Remarks at the Launch of the 2009 Report of the MDG Gap Task Force
Remarks by Mr. Sha Zukang, Under-Secretary-General for Economic and Social Affairs at the Launch of the 2009 Report of the MDG Gap Task Force New York, 16 September 2009
16 September 2009, New York
Delivered by Mr. Jomo Kwame Sundaram, Assistant Secretary-General for Economic Development, Department of Economic and Social Affairs
The Deputy Secretary-General has outlined the main findings of the Report and emphasized their significance in the present economic situation.
As DESA has analyzed, in our mid-year update of the World Economic Situation and Prospects, the global policy response has been unprecedented, in terms of monetary, fiscal and financial measures to stabilize financial markets and revive global growth.

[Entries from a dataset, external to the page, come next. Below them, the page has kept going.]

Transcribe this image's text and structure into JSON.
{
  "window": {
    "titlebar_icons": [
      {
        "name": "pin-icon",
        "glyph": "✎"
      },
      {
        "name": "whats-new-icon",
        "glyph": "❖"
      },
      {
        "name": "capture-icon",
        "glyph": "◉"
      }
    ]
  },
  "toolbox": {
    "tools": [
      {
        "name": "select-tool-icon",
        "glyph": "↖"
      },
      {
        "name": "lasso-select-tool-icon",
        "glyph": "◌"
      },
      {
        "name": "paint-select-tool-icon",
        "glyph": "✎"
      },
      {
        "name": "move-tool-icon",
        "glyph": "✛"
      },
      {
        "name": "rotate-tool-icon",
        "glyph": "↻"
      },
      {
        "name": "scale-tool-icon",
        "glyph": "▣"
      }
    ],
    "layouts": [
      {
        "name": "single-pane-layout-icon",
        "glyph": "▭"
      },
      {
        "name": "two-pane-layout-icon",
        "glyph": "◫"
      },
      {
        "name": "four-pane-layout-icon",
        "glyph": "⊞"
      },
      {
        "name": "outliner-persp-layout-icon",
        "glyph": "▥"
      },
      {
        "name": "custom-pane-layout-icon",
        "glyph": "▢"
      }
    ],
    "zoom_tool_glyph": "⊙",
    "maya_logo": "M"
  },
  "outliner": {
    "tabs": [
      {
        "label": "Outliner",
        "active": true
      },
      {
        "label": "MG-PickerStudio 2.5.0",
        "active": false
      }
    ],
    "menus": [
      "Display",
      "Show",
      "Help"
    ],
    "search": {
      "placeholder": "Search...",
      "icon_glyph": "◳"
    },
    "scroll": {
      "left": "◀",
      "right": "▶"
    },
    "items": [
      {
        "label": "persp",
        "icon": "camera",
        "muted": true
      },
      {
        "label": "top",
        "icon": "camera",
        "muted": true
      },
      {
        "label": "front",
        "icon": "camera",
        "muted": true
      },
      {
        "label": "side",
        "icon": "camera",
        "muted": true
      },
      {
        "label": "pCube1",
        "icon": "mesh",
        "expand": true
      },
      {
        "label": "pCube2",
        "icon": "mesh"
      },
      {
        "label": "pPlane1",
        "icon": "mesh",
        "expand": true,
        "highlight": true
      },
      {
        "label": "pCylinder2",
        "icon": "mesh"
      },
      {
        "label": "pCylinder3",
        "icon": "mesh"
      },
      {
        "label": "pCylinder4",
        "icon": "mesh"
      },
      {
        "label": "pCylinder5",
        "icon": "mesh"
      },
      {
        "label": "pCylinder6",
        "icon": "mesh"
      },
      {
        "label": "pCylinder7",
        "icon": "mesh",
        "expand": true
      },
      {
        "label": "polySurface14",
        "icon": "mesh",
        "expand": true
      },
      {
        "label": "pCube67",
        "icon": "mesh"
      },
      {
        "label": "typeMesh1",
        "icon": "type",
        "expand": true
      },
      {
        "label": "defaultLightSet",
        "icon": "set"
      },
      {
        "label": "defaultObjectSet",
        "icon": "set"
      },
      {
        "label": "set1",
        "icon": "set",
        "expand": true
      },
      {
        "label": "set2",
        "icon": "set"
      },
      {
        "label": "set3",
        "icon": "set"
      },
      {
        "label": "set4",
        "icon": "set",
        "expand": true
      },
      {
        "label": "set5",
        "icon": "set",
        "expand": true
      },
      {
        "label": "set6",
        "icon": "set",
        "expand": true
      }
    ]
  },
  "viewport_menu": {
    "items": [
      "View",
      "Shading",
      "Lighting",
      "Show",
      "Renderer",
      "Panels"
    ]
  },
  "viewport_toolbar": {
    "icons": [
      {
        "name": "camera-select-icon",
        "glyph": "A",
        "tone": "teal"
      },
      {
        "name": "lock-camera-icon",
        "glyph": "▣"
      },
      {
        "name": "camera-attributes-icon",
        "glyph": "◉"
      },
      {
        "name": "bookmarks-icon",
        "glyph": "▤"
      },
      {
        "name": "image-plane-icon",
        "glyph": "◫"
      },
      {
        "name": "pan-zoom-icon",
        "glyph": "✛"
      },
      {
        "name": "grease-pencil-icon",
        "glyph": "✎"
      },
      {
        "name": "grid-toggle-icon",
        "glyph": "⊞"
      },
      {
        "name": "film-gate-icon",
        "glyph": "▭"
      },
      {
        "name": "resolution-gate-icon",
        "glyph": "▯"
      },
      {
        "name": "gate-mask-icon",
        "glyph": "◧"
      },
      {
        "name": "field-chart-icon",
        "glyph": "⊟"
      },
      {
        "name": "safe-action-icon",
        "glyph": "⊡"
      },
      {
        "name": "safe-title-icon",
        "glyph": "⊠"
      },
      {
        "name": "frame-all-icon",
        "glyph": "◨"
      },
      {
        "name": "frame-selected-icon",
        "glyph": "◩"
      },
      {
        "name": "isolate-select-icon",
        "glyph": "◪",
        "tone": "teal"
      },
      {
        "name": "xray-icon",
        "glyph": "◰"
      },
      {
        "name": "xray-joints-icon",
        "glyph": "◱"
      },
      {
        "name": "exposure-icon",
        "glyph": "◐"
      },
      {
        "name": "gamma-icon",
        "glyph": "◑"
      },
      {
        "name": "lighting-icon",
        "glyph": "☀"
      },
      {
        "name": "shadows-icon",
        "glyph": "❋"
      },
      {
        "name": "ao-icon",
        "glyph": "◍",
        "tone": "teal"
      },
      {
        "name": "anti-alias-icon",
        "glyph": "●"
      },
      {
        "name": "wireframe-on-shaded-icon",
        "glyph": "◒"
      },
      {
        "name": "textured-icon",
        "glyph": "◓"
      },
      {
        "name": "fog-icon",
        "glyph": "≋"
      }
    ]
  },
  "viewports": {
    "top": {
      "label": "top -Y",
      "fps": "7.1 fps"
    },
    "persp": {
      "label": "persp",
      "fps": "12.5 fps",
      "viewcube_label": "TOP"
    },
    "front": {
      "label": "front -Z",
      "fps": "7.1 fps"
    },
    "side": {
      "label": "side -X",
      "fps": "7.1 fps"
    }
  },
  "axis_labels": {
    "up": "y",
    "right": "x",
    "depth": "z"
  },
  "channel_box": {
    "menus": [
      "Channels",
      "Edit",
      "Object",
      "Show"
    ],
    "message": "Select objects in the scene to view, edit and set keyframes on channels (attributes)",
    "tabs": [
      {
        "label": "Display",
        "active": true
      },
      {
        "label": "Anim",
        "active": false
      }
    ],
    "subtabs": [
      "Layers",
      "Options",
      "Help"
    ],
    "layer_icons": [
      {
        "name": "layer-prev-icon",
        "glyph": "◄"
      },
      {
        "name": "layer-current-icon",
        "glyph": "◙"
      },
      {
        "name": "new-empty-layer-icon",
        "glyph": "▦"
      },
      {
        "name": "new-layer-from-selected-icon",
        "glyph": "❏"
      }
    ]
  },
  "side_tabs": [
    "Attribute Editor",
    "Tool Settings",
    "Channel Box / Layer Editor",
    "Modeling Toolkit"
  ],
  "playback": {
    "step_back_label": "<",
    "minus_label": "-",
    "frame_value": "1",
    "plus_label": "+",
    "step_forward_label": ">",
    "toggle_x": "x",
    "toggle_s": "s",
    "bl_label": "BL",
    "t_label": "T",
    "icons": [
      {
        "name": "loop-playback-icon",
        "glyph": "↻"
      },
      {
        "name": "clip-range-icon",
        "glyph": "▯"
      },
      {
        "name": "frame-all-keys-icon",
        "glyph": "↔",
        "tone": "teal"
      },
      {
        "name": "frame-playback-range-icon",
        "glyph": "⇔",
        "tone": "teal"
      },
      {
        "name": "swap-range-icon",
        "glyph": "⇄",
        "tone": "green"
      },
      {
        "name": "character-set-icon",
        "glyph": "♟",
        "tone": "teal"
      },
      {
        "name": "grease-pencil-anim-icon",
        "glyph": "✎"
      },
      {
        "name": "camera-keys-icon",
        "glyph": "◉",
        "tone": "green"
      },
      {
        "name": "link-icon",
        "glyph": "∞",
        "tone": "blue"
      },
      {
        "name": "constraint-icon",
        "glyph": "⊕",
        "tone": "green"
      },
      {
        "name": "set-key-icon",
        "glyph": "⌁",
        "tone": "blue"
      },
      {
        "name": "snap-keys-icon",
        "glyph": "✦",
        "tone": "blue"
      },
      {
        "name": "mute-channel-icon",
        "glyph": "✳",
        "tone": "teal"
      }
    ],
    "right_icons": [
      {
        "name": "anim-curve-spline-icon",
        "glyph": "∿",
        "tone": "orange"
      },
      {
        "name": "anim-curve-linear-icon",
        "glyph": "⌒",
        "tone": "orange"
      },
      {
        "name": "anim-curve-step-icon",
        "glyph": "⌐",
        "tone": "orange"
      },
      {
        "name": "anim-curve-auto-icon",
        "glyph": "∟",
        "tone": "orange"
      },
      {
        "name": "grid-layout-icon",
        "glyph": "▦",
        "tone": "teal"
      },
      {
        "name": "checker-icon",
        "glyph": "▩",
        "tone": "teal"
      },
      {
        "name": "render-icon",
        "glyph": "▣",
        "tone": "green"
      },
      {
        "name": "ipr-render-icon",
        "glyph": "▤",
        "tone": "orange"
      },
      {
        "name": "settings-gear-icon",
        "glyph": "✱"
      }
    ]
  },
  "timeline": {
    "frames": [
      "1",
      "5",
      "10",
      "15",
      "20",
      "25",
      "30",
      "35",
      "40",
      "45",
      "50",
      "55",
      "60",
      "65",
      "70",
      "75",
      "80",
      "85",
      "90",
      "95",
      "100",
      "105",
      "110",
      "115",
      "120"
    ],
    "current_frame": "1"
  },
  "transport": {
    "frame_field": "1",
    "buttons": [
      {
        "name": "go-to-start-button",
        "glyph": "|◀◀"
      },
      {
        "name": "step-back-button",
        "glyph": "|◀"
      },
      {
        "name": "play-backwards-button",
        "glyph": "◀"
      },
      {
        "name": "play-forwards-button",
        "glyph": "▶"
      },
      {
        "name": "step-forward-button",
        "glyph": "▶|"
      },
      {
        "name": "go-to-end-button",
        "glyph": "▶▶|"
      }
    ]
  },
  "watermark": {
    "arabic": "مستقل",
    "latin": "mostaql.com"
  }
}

Yet, much greater efforts are still needed, through better policy coordination and larger financial transfers to developing countries, better aligned with long-run sustainable development goals.
DESA also coordinates the monitoring of progress towards all the MDGs, with the latest Millennium Development Goals Report launched by the Secretary-General this past July in Geneva.
I would like to stress the importance of monitoring progress on MDG8, not only quantitatively, but also qualitatively. This allows the international community to gauge our progress in strengthening the global partnership for development.
I would like to expand on what the Deputy Secretary-General has mentioned, identify some of the gaps that need to be filled, and highlight some policy recommendations from this year’s Report. The full report can be accessed from the website of the MDG Gap Task Force: http://www.un.org/esa/policy/mdggap/.
In 2008, total net aid from OECD/DAC countries amounted to only 0.3 per cent of their combined gross national income, not even half the UN target of 0.7 per cent. Enormous efforts will be needed to fill this gap. New commitments made at the G8 Summit in L’Aquila in response to the ongoing food crisis demonstrated that the international community can rise to challenges in a concerted way, giving hope that more resources can be mobilized.
Active trade policies are needed in the face of protectionist trends and the alarming 20 percent fall in global trade from April 2008 to April 2009. Even if trade recovers a little in the coming months, the losses for most developing countries have been severe. At the WTO Ministerial Meeting in Hong Kong in December 2005, governments agreed to give duty-free, quota-free access to 97 per cent of exports from the poorest countries, but to date, there has been no progress. I urge the international community to resist protectionist urges, which will only serve to exacerbate the global downturn, and to immediately provide 100 per cent market access to the LDCs to enhance their economic recovery.
By the first quarter of 2009, 35 of the 40 eligible countries had qualified for debt relief under the Heavily Indebted Poor Countries (HIPC) Initiative. Many have already received substantial relief when external finance was plentiful. The global financial crisis has made prospects for highly indebted countries more uncertain, with many developing economies likely to take on more debt to stem the economic downturn. The international community should accelerate and broaden debt relief initiatives to prevent debt distress spreading.
People in developing countries are paying 3 to 6 times more than what they should be paying for essential medicines, mostly due to the unavailability of generic alternatives. The international community must urgently ensure affordable access to generic medicines in developing countries.
Similarly, people in developing countries pay 10 times more for internet services than those living in developed countries. The private sector should work together with public telecommunication companies and regulators to greatly accelerate and improve internet access and affordability in developing countries.
Finally, to address the looming challenge of climate change, massive public investments are urgently needed in renewable energy infrastructure and public transportation, and for much greater research, development and affordable adoption of new technologies for both climate change mitigation and adaptation, and to advance sustainable development more generally.
The Task Force has begun work on our 2010 report in which we will analyze the most important of all gaps – the “needs gap” – to assess how well support by the international community responds to the real needs of developing countries. The Task Force thus aims to make a significant contribution to the 2010 Summit’s review of progress towards the MDGs in order to improve prospects for reaching the goals by 2015.